Our house sits on the shoreline, and pottering around in boats and canoes is a big part of our summer life, as well as walking our dodgy dogs along the beach. Scranning (local word) for anything the sea may deliver is an isles pastime I've loved since coming here, and of course with the kayak you can scran on otherwise inaccessible beaches.
I began retrieving interesting pieces of wood (some very large lumps, too, which are being dried for future use) and then sea glass, marine plastics and other detritus. You tend to find smoothed and polished bits of broken bottle and ceramic in pockets, near where it was originally dumped, and Hillswick, our village, is particularly good for that, as the oldest pub in Shetland used to be sited there (the building, The Booth, still is). Presumably a lot of old bottles used to be disposed of in an environmentally unfriendly fashion!
|Watering: 'The shattered desert tree is not dead. It waits only for its moment'|
Anyway I started messing about with bits of sea-delivered stuff, along with little slivers of text, all sea and island related. I like the idea of combining poetry, haiku, opaque sentences, in something visual, and for that matter physical. Something with a specific, intended meaning. I used pastel and acrylic paint, ink and watercolour to modify some of the found objects. And it's nice to do something that isn't just battering on a word processor, or talking into a camera or microphone. Call it a hobby!
We have thousands of old Ballachulish and Welsh slates in the garden left over from restoring the house, and I came up with the notion of creating wall hangings, using thick copper wire as both a method of mounting the plaques, and as something kind of warm and physically attractive in its own right. I made half a dozen or so pieces, carefully cleaning sterilising all the wood and organic material (microwave), and sealing the finished items with aerosol watercolour fixative. All the pieces were signed 'Ebb', dated and a single square from a 1948 Ordnance Survey Map of Shetland incorporated in each.
Months passed. I lost confidence and interest. Too busy, for one thing. And then this past weekend we had a 'Bake It For The Beatson' do and the local village hall, and, encouraged by our friend Gill, I took some of the Ebb 'tidal text sculptures' along.

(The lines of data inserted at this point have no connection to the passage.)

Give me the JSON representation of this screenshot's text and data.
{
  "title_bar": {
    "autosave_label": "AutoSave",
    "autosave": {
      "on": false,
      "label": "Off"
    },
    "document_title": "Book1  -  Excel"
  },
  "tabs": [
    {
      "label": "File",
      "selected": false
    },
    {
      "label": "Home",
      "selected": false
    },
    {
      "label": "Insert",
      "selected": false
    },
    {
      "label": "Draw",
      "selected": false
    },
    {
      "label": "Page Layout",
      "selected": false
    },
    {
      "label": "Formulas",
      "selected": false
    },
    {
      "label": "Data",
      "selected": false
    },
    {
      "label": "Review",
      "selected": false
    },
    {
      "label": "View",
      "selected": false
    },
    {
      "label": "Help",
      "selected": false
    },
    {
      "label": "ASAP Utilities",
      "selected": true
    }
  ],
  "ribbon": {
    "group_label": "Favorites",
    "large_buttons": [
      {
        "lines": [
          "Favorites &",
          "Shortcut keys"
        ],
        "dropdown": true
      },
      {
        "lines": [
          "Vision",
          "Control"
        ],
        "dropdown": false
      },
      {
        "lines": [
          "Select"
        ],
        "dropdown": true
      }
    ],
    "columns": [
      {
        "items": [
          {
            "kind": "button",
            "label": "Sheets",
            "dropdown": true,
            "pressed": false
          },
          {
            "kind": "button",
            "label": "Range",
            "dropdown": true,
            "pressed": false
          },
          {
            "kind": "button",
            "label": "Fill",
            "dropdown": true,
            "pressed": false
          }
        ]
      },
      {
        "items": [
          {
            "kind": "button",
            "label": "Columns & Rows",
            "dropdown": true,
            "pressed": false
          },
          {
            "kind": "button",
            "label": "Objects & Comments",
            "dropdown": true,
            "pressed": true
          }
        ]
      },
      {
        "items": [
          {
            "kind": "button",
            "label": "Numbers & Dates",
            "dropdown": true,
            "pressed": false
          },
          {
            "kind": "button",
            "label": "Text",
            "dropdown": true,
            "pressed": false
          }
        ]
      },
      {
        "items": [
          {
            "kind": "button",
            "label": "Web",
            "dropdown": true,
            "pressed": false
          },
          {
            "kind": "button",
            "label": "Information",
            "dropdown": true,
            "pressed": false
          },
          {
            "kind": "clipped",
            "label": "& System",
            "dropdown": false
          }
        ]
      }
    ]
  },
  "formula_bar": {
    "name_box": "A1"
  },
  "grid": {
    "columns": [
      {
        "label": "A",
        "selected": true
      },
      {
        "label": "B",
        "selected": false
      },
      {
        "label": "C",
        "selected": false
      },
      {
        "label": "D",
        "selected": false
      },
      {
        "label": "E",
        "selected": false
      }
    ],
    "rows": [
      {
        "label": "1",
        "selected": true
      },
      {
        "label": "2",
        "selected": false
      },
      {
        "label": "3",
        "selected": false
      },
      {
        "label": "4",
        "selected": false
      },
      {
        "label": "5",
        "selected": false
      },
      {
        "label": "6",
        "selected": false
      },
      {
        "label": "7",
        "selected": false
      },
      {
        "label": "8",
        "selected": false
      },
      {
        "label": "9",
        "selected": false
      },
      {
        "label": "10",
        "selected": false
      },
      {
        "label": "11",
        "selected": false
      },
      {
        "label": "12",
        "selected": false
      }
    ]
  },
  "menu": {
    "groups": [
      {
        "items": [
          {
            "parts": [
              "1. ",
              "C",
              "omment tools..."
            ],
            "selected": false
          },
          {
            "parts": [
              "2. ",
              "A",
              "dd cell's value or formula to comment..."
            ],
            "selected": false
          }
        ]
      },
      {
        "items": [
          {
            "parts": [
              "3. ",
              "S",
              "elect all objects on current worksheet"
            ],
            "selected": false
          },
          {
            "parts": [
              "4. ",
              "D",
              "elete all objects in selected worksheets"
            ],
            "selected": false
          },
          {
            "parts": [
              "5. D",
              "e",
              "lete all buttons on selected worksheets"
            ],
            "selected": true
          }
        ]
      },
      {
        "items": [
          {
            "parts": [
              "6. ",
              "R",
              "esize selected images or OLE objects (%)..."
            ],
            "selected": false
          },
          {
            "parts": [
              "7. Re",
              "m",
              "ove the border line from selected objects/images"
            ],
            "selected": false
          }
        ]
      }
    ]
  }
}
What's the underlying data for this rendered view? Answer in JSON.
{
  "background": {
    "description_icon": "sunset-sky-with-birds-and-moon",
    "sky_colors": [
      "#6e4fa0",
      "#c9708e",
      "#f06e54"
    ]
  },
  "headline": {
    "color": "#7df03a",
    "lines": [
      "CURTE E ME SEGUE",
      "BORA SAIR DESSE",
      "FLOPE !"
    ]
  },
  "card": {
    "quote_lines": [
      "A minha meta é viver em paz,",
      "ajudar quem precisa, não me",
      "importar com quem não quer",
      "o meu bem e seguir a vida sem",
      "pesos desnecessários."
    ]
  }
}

Hey presto, (some) people liked them (particularly children, who I think fancied having a go at making them), and three now have new homes. Money actually changed hands!
|Seachange: 'The sea changes all, but in the end will itself remain unaltered'|
They're just a wee bit of a spare time activity, some are better than others, and you may think they're just the usual ham-fisted amateur dabbling by people who hang about seashores. But anyway, here are the ones that have gone. There's three more for sale over on Etsy, with all profits going to the Beatson Cancer Charity, the clinic in Glasgow to which we owe so much.
Just thought I'd mention it.